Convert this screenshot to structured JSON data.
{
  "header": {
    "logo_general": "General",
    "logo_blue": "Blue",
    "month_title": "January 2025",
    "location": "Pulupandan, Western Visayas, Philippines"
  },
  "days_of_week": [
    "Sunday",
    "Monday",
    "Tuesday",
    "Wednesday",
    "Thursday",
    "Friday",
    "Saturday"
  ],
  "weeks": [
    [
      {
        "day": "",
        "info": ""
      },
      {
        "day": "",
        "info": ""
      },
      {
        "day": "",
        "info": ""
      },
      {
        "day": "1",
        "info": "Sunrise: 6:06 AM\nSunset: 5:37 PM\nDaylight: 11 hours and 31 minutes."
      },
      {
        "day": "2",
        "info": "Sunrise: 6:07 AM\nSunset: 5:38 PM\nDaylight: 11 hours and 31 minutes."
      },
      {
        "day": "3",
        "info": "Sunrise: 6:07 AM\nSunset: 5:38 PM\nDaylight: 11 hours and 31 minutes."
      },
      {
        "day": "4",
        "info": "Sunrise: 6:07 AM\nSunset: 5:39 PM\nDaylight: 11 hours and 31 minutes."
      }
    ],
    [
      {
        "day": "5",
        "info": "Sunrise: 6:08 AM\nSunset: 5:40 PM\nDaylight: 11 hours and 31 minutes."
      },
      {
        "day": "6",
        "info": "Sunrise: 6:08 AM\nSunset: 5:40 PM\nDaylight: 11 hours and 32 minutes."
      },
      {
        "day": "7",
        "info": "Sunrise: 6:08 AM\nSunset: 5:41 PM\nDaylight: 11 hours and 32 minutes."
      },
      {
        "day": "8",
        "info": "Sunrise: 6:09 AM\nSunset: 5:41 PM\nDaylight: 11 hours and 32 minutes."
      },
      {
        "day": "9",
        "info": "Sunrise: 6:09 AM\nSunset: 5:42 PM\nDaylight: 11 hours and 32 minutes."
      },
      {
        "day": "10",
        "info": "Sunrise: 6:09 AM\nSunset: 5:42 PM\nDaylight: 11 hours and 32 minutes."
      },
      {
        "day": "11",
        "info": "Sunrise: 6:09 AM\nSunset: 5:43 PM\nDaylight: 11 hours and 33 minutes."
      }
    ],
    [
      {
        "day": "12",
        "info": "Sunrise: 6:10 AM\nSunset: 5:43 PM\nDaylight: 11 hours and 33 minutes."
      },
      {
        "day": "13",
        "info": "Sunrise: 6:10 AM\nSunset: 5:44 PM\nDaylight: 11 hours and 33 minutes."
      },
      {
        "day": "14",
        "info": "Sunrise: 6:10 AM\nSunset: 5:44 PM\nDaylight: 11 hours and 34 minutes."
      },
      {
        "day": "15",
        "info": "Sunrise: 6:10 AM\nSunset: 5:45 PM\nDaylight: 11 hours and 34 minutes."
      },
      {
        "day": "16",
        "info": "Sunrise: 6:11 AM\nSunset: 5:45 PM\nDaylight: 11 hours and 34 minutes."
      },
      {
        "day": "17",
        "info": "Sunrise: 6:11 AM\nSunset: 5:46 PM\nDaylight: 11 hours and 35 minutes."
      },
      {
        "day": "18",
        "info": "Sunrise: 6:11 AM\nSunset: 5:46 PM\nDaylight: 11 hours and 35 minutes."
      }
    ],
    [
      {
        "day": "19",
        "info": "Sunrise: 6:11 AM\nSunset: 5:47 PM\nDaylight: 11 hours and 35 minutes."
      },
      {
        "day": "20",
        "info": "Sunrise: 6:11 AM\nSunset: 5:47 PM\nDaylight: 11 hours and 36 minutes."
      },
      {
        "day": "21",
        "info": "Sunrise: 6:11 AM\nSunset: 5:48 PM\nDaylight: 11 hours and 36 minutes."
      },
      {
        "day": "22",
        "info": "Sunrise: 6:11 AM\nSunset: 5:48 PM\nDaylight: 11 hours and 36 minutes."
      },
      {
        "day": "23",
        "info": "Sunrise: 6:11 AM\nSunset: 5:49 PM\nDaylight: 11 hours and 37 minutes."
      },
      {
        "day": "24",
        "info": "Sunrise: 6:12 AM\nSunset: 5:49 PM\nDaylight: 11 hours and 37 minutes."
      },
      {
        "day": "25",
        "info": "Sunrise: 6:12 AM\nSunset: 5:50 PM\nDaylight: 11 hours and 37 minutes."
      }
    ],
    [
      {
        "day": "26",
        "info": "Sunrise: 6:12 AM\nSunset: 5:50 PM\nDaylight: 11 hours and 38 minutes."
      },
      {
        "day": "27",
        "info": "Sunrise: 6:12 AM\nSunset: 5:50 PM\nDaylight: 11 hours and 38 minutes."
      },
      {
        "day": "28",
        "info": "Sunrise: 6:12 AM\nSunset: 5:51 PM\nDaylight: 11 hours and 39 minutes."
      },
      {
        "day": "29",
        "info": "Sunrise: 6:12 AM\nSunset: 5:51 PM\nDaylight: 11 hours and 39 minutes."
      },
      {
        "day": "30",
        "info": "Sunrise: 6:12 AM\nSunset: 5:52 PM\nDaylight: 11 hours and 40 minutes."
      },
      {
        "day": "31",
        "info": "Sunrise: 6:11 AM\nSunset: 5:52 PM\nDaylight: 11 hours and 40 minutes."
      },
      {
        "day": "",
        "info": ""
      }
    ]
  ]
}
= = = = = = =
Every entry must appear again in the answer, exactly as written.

Convert this screenshot to structured JSON data.
{
  "header": {
    "logo_general": "General",
    "logo_blue": "Blue",
    "month_title": "January 2025",
    "location": "Pulupandan, Western Visayas, Philippines"
  },
  "days_of_week": [
    "Sunday",
    "Monday",
    "Tuesday",
    "Wednesday",
    "Thursday",
    "Friday",
    "Saturday"
  ],
  "weeks": [
    [
      {
        "day": "",
        "info": ""
      },
      {
        "day": "",
        "info": ""
      },
      {
        "day": "",
        "info": ""
      },
      {
        "day": "1",
        "info": "Sunrise: 6:06 AM\nSunset: 5:37 PM\nDaylight: 11 hours and 31 minutes."
      },
      {
        "day": "2",
        "info": "Sunrise: 6:07 AM\nSunset: 5:38 PM\nDaylight: 11 hours and 31 minutes."
      },
      {
        "day": "3",
        "info": "Sunrise: 6:07 AM\nSunset: 5:38 PM\nDaylight: 11 hours and 31 minutes."
      },
      {
        "day": "4",
        "info": "Sunrise: 6:07 AM\nSunset: 5:39 PM\nDaylight: 11 hours and 31 minutes."
      }
    ],
    [
      {
        "day": "5",
        "info": "Sunrise: 6:08 AM\nSunset: 5:40 PM\nDaylight: 11 hours and 31 minutes."
      },
      {
        "day": "6",
        "info": "Sunrise: 6:08 AM\nSunset: 5:40 PM\nDaylight: 11 hours and 32 minutes."
      },
      {
        "day": "7",
        "info": "Sunrise: 6:08 AM\nSunset: 5:41 PM\nDaylight: 11 hours and 32 minutes."
      },
      {
        "day": "8",
        "info": "Sunrise: 6:09 AM\nSunset: 5:41 PM\nDaylight: 11 hours and 32 minutes."
      },
      {
        "day": "9",
        "info": "Sunrise: 6:09 AM\nSunset: 5:42 PM\nDaylight: 11 hours and 32 minutes."
      },
      {
        "day": "10",
        "info": "Sunrise: 6:09 AM\nSunset: 5:42 PM\nDaylight: 11 hours and 32 minutes."
      },
      {
        "day": "11",
        "info": "Sunrise: 6:09 AM\nSunset: 5:43 PM\nDaylight: 11 hours and 33 minutes."
      }
    ],
    [
      {
        "day": "12",
        "info": "Sunrise: 6:10 AM\nSunset: 5:43 PM\nDaylight: 11 hours and 33 minutes."
      },
      {
        "day": "13",
        "info": "Sunrise: 6:10 AM\nSunset: 5:44 PM\nDaylight: 11 hours and 33 minutes."
      },
      {
        "day": "14",
        "info": "Sunrise: 6:10 AM\nSunset: 5:44 PM\nDaylight: 11 hours and 34 minutes."
      },
      {
        "day": "15",
        "info": "Sunrise: 6:10 AM\nSunset: 5:45 PM\nDaylight: 11 hours and 34 minutes."
      },
      {
        "day": "16",
        "info": "Sunrise: 6:11 AM\nSunset: 5:45 PM\nDaylight: 11 hours and 34 minutes."
      },
      {
        "day": "17",
        "info": "Sunrise: 6:11 AM\nSunset: 5:46 PM\nDaylight: 11 hours and 35 minutes."
      },
      {
        "day": "18",
        "info": "Sunrise: 6:11 AM\nSunset: 5:46 PM\nDaylight: 11 hours and 35 minutes."
      }
    ],
    [
      {
        "day": "19",
        "info": "Sunrise: 6:11 AM\nSunset: 5:47 PM\nDaylight: 11 hours and 35 minutes."
      },
      {
        "day": "20",
        "info": "Sunrise: 6:11 AM\nSunset: 5:47 PM\nDaylight: 11 hours and 36 minutes."
      },
      {
        "day": "21",
        "info": "Sunrise: 6:11 AM\nSunset: 5:48 PM\nDaylight: 11 hours and 36 minutes."
      },
      {
        "day": "22",
        "info": "Sunrise: 6:11 AM\nSunset: 5:48 PM\nDaylight: 11 hours and 36 minutes."
      },
      {
        "day": "23",
        "info": "Sunrise: 6:11 AM\nSunset: 5:49 PM\nDaylight: 11 hours and 37 minutes."
      },
      {
        "day": "24",
        "info": "Sunrise: 6:12 AM\nSunset: 5:49 PM\nDaylight: 11 hours and 37 minutes."
      },
      {
        "day": "25",
        "info": "Sunrise: 6:12 AM\nSunset: 5:50 PM\nDaylight: 11 hours and 37 minutes."
      }
    ],
    [
      {
        "day": "26",
        "info": "Sunrise: 6:12 AM\nSunset: 5:50 PM\nDaylight: 11 hours and 38 minutes."
      },
      {
        "day": "27",
        "info": "Sunrise: 6:12 AM\nSunset: 5:50 PM\nDaylight: 11 hours and 38 minutes."
      },
      {
        "day": "28",
        "info": "Sunrise: 6:12 AM\nSunset: 5:51 PM\nDaylight: 11 hours and 39 minutes."
      },
      {
        "day": "29",
        "info": "Sunrise: 6:12 AM\nSunset: 5:51 PM\nDaylight: 11 hours and 39 minutes."
      },
      {
        "day": "30",
        "info": "Sunrise: 6:12 AM\nSunset: 5:52 PM\nDaylight: 11 hours and 40 minutes."
      },
      {
        "day": "31",
        "info": "Sunrise: 6:11 AM\nSunset: 5:52 PM\nDaylight: 11 hours and 40 minutes."
      },
      {
        "day": "",
        "info": ""
      }
    ]
  ]
}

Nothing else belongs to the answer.